**Input records**
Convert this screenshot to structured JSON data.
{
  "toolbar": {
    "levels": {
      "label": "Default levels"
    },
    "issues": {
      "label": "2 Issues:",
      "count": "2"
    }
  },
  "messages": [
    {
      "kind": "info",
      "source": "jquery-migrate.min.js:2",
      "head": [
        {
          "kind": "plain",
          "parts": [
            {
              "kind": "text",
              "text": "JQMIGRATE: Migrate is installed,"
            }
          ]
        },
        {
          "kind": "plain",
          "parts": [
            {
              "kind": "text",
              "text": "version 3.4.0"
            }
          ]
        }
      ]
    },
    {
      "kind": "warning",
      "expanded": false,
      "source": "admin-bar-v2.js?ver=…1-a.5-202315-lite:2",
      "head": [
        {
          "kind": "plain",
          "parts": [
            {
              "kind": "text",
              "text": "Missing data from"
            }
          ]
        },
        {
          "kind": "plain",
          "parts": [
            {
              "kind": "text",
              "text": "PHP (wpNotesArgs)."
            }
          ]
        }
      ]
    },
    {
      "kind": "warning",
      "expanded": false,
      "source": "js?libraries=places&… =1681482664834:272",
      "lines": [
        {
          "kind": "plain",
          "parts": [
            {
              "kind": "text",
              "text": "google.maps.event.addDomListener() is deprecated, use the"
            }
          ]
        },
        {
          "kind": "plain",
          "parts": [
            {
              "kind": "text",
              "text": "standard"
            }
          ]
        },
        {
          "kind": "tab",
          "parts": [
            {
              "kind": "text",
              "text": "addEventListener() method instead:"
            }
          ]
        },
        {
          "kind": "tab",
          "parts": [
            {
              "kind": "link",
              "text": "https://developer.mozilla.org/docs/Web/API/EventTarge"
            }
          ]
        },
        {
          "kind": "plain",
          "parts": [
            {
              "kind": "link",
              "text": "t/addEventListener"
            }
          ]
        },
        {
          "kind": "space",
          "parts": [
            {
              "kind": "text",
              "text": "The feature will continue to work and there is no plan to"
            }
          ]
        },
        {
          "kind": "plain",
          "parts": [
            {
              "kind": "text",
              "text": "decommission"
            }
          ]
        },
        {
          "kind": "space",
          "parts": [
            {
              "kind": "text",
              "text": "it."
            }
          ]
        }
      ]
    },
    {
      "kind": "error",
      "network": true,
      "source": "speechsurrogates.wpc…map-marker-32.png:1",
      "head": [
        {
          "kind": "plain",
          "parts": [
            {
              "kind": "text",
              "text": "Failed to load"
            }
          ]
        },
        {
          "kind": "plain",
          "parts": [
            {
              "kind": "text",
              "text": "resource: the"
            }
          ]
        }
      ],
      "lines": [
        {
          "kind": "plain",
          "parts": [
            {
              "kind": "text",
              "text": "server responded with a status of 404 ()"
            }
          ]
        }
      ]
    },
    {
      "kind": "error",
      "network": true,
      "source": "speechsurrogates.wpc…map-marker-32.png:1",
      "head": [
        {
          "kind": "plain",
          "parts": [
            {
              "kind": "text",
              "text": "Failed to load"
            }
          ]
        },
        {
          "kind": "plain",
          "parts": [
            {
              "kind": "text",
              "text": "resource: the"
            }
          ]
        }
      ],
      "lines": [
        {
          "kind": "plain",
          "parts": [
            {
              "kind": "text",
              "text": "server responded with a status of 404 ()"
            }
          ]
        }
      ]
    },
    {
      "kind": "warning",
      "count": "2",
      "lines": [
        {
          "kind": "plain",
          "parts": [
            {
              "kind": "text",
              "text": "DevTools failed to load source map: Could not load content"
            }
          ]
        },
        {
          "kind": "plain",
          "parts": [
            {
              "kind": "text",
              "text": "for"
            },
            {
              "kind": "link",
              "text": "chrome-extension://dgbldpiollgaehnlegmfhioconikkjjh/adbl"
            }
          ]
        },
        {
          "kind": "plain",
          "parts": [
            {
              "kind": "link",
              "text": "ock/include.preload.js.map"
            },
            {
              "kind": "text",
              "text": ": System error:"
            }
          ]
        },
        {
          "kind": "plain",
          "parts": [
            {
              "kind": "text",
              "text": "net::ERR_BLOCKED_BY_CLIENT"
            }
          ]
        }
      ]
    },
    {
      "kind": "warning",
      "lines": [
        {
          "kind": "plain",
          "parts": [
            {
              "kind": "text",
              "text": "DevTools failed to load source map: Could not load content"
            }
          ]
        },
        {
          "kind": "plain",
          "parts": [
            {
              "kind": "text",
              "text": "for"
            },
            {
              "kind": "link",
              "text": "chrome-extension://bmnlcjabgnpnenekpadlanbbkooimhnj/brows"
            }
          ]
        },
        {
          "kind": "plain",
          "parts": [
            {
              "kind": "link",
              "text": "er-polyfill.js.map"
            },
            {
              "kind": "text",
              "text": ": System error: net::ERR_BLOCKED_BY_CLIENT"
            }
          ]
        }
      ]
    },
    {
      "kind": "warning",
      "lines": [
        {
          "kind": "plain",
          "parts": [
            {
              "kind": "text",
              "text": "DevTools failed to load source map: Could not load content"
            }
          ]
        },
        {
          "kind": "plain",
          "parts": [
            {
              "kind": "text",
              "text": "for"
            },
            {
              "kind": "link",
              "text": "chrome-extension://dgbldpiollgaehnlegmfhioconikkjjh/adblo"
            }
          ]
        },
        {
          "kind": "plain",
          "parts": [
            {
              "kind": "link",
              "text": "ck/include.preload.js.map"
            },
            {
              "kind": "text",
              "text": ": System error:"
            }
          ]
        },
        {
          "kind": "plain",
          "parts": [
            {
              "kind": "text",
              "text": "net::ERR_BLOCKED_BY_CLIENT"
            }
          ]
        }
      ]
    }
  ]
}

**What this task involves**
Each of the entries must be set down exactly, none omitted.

**Exercise output**
Convert this screenshot to structured JSON data.
{
  "toolbar": {
    "levels": {
      "label": "Default levels"
    },
    "issues": {
      "label": "2 Issues:",
      "count": "2"
    }
  },
  "messages": [
    {
      "kind": "info",
      "source": "jquery-migrate.min.js:2",
      "head": [
        {
          "kind": "plain",
          "parts": [
            {
              "kind": "text",
              "text": "JQMIGRATE: Migrate is installed,"
            }
          ]
        },
        {
          "kind": "plain",
          "parts": [
            {
              "kind": "text",
              "text": "version 3.4.0"
            }
          ]
        }
      ]
    },
    {
      "kind": "warning",
      "expanded": false,
      "source": "admin-bar-v2.js?ver=…1-a.5-202315-lite:2",
      "head": [
        {
          "kind": "plain",
          "parts": [
            {
              "kind": "text",
              "text": "Missing data from"
            }
          ]
        },
        {
          "kind": "plain",
          "parts": [
            {
              "kind": "text",
              "text": "PHP (wpNotesArgs)."
            }
          ]
        }
      ]
    },
    {
      "kind": "warning",
      "expanded": false,
      "source": "js?libraries=places&… =1681482664834:272",
      "lines": [
        {
          "kind": "plain",
          "parts": [
            {
              "kind": "text",
              "text": "google.maps.event.addDomListener() is deprecated, use the"
            }
          ]
        },
        {
          "kind": "plain",
          "parts": [
            {
              "kind": "text",
              "text": "standard"
            }
          ]
        },
        {
          "kind": "tab",
          "parts": [
            {
              "kind": "text",
              "text": "addEventListener() method instead:"
            }
          ]
        },
        {
          "kind": "tab",
          "parts": [
            {
              "kind": "link",
              "text": "https://developer.mozilla.org/docs/Web/API/EventTarge"
            }
          ]
        },
        {
          "kind": "plain",
          "parts": [
            {
              "kind": "link",
              "text": "t/addEventListener"
            }
          ]
        },
        {
          "kind": "space",
          "parts": [
            {
              "kind": "text",
              "text": "The feature will continue to work and there is no plan to"
            }
          ]
        },
        {
          "kind": "plain",
          "parts": [
            {
              "kind": "text",
              "text": "decommission"
            }
          ]
        },
        {
          "kind": "space",
          "parts": [
            {
              "kind": "text",
              "text": "it."
            }
          ]
        }
      ]
    },
    {
      "kind": "error",
      "network": true,
      "source": "speechsurrogates.wpc…map-marker-32.png:1",
      "head": [
        {
          "kind": "plain",
          "parts": [
            {
              "kind": "text",
              "text": "Failed to load"
            }
          ]
        },
        {
          "kind": "plain",
          "parts": [
            {
              "kind": "text",
              "text": "resource: the"
            }
          ]
        }
      ],
      "lines": [
        {
          "kind": "plain",
          "parts": [
            {
              "kind": "text",
              "text": "server responded with a status of 404 ()"
            }
          ]
        }
      ]
    },
    {
      "kind": "error",
      "network": true,
      "source": "speechsurrogates.wpc…map-marker-32.png:1",
      "head": [
        {
          "kind": "plain",
          "parts": [
            {
              "kind": "text",
              "text": "Failed to load"
            }
          ]
        },
        {
          "kind": "plain",
          "parts": [
            {
              "kind": "text",
              "text": "resource: the"
            }
          ]
        }
      ],
      "lines": [
        {
          "kind": "plain",
          "parts": [
            {
              "kind": "text",
              "text": "server responded with a status of 404 ()"
            }
          ]
        }
      ]
    },
    {
      "kind": "warning",
      "count": "2",
      "lines": [
        {
          "kind": "plain",
          "parts": [
            {
              "kind": "text",
              "text": "DevTools failed to load source map: Could not load content"
            }
          ]
        },
        {
          "kind": "plain",
          "parts": [
            {
              "kind": "text",
              "text": "for"
            },
            {
              "kind": "link",
              "text": "chrome-extension://dgbldpiollgaehnlegmfhioconikkjjh/adbl"
            }
          ]
        },
        {
          "kind": "plain",
          "parts": [
            {
              "kind": "link",
              "text": "ock/include.preload.js.map"
            },
            {
              "kind": "text",
              "text": ": System error:"
            }
          ]
        },
        {
          "kind": "plain",
          "parts": [
            {
              "kind": "text",
              "text": "net::ERR_BLOCKED_BY_CLIENT"
            }
          ]
        }
      ]
    },
    {
      "kind": "warning",
      "lines": [
        {
          "kind": "plain",
          "parts": [
            {
              "kind": "text",
              "text": "DevTools failed to load source map: Could not load content"
            }
          ]
        },
        {
          "kind": "plain",
          "parts": [
            {
              "kind": "text",
              "text": "for"
            },
            {
              "kind": "link",
              "text": "chrome-extension://bmnlcjabgnpnenekpadlanbbkooimhnj/brows"
            }
          ]
        },
        {
          "kind": "plain",
          "parts": [
            {
              "kind": "link",
              "text": "er-polyfill.js.map"
            },
            {
              "kind": "text",
              "text": ": System error: net::ERR_BLOCKED_BY_CLIENT"
            }
          ]
        }
      ]
    },
    {
      "kind": "warning",
      "lines": [
        {
          "kind": "plain",
          "parts": [
            {
              "kind": "text",
              "text": "DevTools failed to load source map: Could not load content"
            }
          ]
        },
        {
          "kind": "plain",
          "parts": [
            {
              "kind": "text",
              "text": "for"
            },
            {
              "kind": "link",
              "text": "chrome-extension://dgbldpiollgaehnlegmfhioconikkjjh/adblo"
            }
          ]
        },
        {
          "kind": "plain",
          "parts": [
            {
              "kind": "link",
              "text": "ck/include.preload.js.map"
            },
            {
              "kind": "text",
              "text": ": System error:"
            }
          ]
        },
        {
          "kind": "plain",
          "parts": [
            {
              "kind": "text",
              "text": "net::ERR_BLOCKED_BY_CLIENT"
            }
          ]
        }
      ]
    }
  ]
}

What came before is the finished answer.